Settler movement launches massive anti-pullout demonstration near Knesset
Organizers say 24-hour protest will be biggest ever against disengagement
Tens of thousands of anti-disengagement protesters gathered in Jerusalem yesterday evening for what they hope will be the largest demonstration yet against Prime Minister Ariel Sharon's pullout plan. The protest rally is slated to last 24 hours.
No official figures on the number of people in attendance were released, but Channel 1 television reported that some 150,000 people were there and organizers said close to quarter of a million.
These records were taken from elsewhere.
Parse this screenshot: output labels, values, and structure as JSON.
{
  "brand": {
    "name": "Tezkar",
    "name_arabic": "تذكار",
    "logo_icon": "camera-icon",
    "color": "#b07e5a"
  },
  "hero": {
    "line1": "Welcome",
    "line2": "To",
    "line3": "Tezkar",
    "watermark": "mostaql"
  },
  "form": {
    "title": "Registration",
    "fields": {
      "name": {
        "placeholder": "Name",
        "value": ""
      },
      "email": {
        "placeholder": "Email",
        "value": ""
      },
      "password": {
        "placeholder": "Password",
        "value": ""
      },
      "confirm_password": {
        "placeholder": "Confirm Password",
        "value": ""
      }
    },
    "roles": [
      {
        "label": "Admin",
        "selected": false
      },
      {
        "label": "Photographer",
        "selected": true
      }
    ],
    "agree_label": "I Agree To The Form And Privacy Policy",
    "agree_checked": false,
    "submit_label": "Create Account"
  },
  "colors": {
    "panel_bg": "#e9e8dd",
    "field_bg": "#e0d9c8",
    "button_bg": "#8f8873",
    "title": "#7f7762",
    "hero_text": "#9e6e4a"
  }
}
Protesters, who are demanding that the pullout plan be put to a national referendum, massed near the Knesset as a helicopter hovered overhead, and security was tightened around Sharon's office nearby. The plan to withdraw from the Gaza Strip and portions of the northern West Bank has roused fears of violent confrontations.
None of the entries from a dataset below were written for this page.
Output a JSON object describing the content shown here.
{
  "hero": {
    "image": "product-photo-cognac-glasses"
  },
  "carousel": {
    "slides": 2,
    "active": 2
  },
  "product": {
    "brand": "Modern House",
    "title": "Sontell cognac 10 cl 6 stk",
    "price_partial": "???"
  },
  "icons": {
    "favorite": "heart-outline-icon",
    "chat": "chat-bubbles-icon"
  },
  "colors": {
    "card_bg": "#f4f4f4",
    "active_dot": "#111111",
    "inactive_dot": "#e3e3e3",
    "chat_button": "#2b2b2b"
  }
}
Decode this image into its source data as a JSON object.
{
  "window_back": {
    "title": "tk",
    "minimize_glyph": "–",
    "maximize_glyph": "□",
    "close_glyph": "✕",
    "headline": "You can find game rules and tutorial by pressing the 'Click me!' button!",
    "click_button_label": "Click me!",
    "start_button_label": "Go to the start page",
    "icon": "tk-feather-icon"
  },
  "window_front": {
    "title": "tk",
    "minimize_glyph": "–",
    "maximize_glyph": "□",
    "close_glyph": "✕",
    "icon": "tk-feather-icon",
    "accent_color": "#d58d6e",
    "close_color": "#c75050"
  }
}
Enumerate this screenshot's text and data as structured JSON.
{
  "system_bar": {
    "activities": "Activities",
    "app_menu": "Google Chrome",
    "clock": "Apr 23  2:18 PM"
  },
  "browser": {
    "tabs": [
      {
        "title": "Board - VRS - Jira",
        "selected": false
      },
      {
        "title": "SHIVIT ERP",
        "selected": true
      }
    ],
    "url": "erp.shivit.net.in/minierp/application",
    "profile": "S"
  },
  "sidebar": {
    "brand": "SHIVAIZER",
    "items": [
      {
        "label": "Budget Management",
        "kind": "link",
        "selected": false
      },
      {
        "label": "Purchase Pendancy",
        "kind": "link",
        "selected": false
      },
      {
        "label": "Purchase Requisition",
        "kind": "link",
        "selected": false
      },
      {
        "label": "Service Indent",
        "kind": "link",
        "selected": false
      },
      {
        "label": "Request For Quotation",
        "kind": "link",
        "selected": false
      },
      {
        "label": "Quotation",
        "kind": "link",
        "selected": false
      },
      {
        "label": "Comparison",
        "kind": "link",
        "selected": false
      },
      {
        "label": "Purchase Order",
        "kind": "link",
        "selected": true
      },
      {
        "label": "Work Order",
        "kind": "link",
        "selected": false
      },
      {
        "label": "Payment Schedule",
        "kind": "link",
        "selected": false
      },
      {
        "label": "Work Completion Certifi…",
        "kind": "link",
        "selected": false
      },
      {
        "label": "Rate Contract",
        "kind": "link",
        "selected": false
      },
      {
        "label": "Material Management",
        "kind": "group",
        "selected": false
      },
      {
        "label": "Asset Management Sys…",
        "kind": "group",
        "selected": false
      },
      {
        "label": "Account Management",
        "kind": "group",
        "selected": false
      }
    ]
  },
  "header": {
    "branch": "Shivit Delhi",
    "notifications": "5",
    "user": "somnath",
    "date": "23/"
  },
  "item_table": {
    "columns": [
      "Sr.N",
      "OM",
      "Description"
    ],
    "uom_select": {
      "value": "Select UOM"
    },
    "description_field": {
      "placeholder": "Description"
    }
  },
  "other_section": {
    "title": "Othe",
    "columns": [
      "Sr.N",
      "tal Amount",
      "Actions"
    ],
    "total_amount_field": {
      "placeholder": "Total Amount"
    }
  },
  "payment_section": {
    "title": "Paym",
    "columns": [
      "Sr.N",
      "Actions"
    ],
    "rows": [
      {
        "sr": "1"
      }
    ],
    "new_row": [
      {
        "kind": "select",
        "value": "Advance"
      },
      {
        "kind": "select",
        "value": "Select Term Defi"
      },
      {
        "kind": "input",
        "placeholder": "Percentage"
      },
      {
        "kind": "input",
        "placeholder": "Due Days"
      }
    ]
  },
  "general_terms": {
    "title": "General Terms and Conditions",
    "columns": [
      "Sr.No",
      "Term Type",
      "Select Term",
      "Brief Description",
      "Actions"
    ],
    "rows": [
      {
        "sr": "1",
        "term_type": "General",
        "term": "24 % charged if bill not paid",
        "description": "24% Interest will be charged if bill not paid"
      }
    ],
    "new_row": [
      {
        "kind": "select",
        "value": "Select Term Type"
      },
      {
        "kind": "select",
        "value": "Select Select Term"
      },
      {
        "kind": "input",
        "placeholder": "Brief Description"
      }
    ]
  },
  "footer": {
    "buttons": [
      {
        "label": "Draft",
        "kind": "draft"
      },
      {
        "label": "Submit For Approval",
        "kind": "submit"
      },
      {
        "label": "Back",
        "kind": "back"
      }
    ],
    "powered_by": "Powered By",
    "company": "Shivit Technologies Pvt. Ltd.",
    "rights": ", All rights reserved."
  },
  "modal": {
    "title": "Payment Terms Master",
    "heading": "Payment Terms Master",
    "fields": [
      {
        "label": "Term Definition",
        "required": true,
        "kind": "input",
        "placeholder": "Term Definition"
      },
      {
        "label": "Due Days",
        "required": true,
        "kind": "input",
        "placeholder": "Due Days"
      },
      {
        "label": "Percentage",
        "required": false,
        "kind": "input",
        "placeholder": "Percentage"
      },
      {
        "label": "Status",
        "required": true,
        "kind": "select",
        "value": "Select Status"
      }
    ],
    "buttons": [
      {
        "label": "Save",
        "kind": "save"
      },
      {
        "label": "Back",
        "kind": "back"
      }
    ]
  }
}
The head of the Yesha settlers council, Bentzi Lieberman, told the crowd that "when an Israeli government wants to go through with such a difficult process, involving the expulsion of people from their homes, it can't do this in a fearful and capricious way, but should carry it out in a true democratic fashion so that it might be acceptable." Yesha is the Hebrew acronym for the West Bank and Gaza.
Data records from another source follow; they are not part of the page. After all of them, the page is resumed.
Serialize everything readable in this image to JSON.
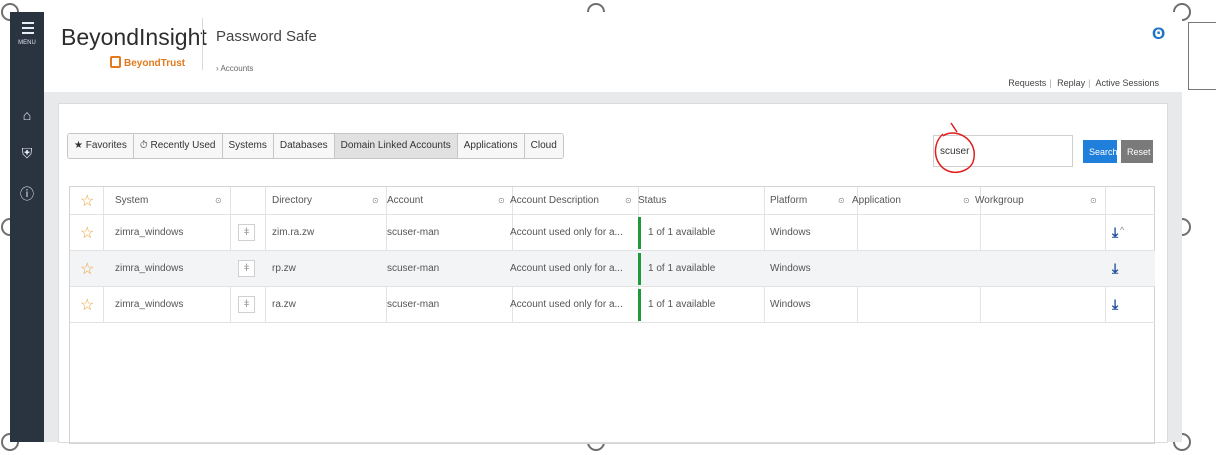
{
  "sidebar": {
    "menu_label": "MENU",
    "icons": [
      "home-icon",
      "shield-icon",
      "info-icon"
    ]
  },
  "header": {
    "brand": "BeyondInsight",
    "brand_sub": "BeyondTrust",
    "module": "Password Safe",
    "breadcrumb": "Accounts",
    "user_icon": "user-icon",
    "links": [
      "Requests",
      "Replay",
      "Active Sessions"
    ]
  },
  "tabs": [
    {
      "icon": "★",
      "label": "Favorites"
    },
    {
      "icon": "⏱",
      "label": "Recently Used"
    },
    {
      "icon": "",
      "label": "Systems"
    },
    {
      "icon": "",
      "label": "Databases"
    },
    {
      "icon": "",
      "label": "Domain Linked Accounts"
    },
    {
      "icon": "",
      "label": "Applications"
    },
    {
      "icon": "",
      "label": "Cloud"
    }
  ],
  "search": {
    "value": "scuser",
    "search_label": "Search",
    "reset_label": "Reset"
  },
  "table": {
    "headers": {
      "system": "System",
      "directory": "Directory",
      "account": "Account",
      "description": "Account Description",
      "status": "Status",
      "platform": "Platform",
      "application": "Application",
      "workgroup": "Workgroup"
    },
    "rows": [
      {
        "system": "zimra_windows",
        "directory": "zim.ra.zw",
        "account": "scuser-man",
        "description": "Account used only for a...",
        "status": "1 of 1 available",
        "platform": "Windows"
      },
      {
        "system": "zimra_windows",
        "directory": "rp.zw",
        "account": "scuser-man",
        "description": "Account used only for a...",
        "status": "1 of 1 available",
        "platform": "Windows"
      },
      {
        "system": "zimra_windows",
        "directory": "ra.zw",
        "account": "scuser-man",
        "description": "Account used only for a...",
        "status": "1 of 1 available",
        "platform": "Windows"
      }
    ]
  },
  "colors": {
    "sidebar": "#2a3340",
    "accent": "#1f7fdb",
    "status_ok": "#1f9a3a",
    "annotation": "#e02020"
  }
}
Likud rebel leader Uzi Landau also spoke at the rally. "We demand a referendum; let the nation decide," he said. "One can support the disengagement or be against it, but we must agree on the rules of the democratic game .... Ariel Sharon, you have no mandate to evacuate Jews."
Likud MK David Levy told the demonstrators that Sharon's government is guilty of incitement against the right wing more so than any other in the history of Israel, and that it could be responsible for a rift among the people.
"We say this now in Jerusalem, Israel's eternal capitol, in front of the parliament: Such a thing as this has never happened, the voice of the majority is not being heard," Levy said.
Former cabinet minister Binyamin Elon, fired by Sharon after he voted against the proposal in cabinet, called on the prime minister to resign, saying: "This people is loyal to its land and will not let you uproot them."
Settler leader Pinhas Wallerstein said the highlight of the gathering would be a mass pledge to go to Gaza to prevent the evacuation.
Brigadier General Shimon Koren, deputy commander of the Jerusalem police district, said forces were on hand and ready to handle any illegal activities planned by radical right-wing activists.
Some 2,000 members of the Jerusalem Police, reinforced by teams from other districts, were deployed in the streets surrounding the Knesset and the Prime Minister's Office.
Other emergency forces, including fire fighters and paramedics, were also stationed at the site of the demonstration.
While polls show the disengagement plan has the support of most Israelis, and Western countries see it as a possible step toward peace with the Palestinians, many settlers say it will sacrifice a biblical birthright.
"I don't know if this [protest] will help but at least we can express how we feel and we hope we will not be ignored," said Galit Kahane, a Gaza settler.
"This situation will lead us to the brink of civil war," said Yair Kali, 48, of the West Bank settlement of Psagot.